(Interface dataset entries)
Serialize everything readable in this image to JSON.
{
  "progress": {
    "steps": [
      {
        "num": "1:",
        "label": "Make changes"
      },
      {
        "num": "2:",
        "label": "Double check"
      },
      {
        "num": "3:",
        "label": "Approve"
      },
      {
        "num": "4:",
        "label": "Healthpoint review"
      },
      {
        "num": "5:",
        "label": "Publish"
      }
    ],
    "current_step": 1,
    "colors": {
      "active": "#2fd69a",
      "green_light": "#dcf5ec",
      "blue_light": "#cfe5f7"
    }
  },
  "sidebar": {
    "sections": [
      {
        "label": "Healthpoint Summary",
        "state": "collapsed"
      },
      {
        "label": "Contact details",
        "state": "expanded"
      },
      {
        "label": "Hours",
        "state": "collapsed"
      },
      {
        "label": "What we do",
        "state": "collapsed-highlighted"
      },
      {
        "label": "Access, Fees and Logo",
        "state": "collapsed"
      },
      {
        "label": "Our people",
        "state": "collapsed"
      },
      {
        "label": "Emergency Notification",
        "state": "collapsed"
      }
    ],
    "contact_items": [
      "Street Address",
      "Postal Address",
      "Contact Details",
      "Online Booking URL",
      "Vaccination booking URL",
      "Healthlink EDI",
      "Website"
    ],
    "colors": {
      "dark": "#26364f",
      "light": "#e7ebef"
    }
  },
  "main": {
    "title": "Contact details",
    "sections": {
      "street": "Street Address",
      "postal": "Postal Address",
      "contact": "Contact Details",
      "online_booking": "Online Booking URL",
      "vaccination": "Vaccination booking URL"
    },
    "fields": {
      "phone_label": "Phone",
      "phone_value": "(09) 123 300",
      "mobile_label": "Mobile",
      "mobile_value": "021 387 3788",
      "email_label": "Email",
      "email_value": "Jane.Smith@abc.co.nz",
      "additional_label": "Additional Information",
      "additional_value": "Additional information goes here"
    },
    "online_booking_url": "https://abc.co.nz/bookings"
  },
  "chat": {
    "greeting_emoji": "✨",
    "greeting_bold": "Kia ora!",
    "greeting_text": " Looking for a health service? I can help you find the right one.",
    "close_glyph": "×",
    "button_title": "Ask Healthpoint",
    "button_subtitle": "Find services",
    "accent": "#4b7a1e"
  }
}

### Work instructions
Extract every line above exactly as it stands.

### Output of the exercise
Serialize everything readable in this image to JSON.
{
  "progress": {
    "steps": [
      {
        "num": "1:",
        "label": "Make changes"
      },
      {
        "num": "2:",
        "label": "Double check"
      },
      {
        "num": "3:",
        "label": "Approve"
      },
      {
        "num": "4:",
        "label": "Healthpoint review"
      },
      {
        "num": "5:",
        "label": "Publish"
      }
    ],
    "current_step": 1,
    "colors": {
      "active": "#2fd69a",
      "green_light": "#dcf5ec",
      "blue_light": "#cfe5f7"
    }
  },
  "sidebar": {
    "sections": [
      {
        "label": "Healthpoint Summary",
        "state": "collapsed"
      },
      {
        "label": "Contact details",
        "state": "expanded"
      },
      {
        "label": "Hours",
        "state": "collapsed"
      },
      {
        "label": "What we do",
        "state": "collapsed-highlighted"
      },
      {
        "label": "Access, Fees and Logo",
        "state": "collapsed"
      },
      {
        "label": "Our people",
        "state": "collapsed"
      },
      {
        "label": "Emergency Notification",
        "state": "collapsed"
      }
    ],
    "contact_items": [
      "Street Address",
      "Postal Address",
      "Contact Details",
      "Online Booking URL",
      "Vaccination booking URL",
      "Healthlink EDI",
      "Website"
    ],
    "colors": {
      "dark": "#26364f",
      "light": "#e7ebef"
    }
  },
  "main": {
    "title": "Contact details",
    "sections": {
      "street": "Street Address",
      "postal": "Postal Address",
      "contact": "Contact Details",
      "online_booking": "Online Booking URL",
      "vaccination": "Vaccination booking URL"
    },
    "fields": {
      "phone_label": "Phone",
      "phone_value": "(09) 123 300",
      "mobile_label": "Mobile",
      "mobile_value": "021 387 3788",
      "email_label": "Email",
      "email_value": "Jane.Smith@abc.co.nz",
      "additional_label": "Additional Information",
      "additional_value": "Additional information goes here"
    },
    "online_booking_url": "https://abc.co.nz/bookings"
  },
  "chat": {
    "greeting_emoji": "✨",
    "greeting_bold": "Kia ora!",
    "greeting_text": " Looking for a health service? I can help you find the right one.",
    "close_glyph": "×",
    "button_title": "Ask Healthpoint",
    "button_subtitle": "Find services",
    "accent": "#4b7a1e"
  }
}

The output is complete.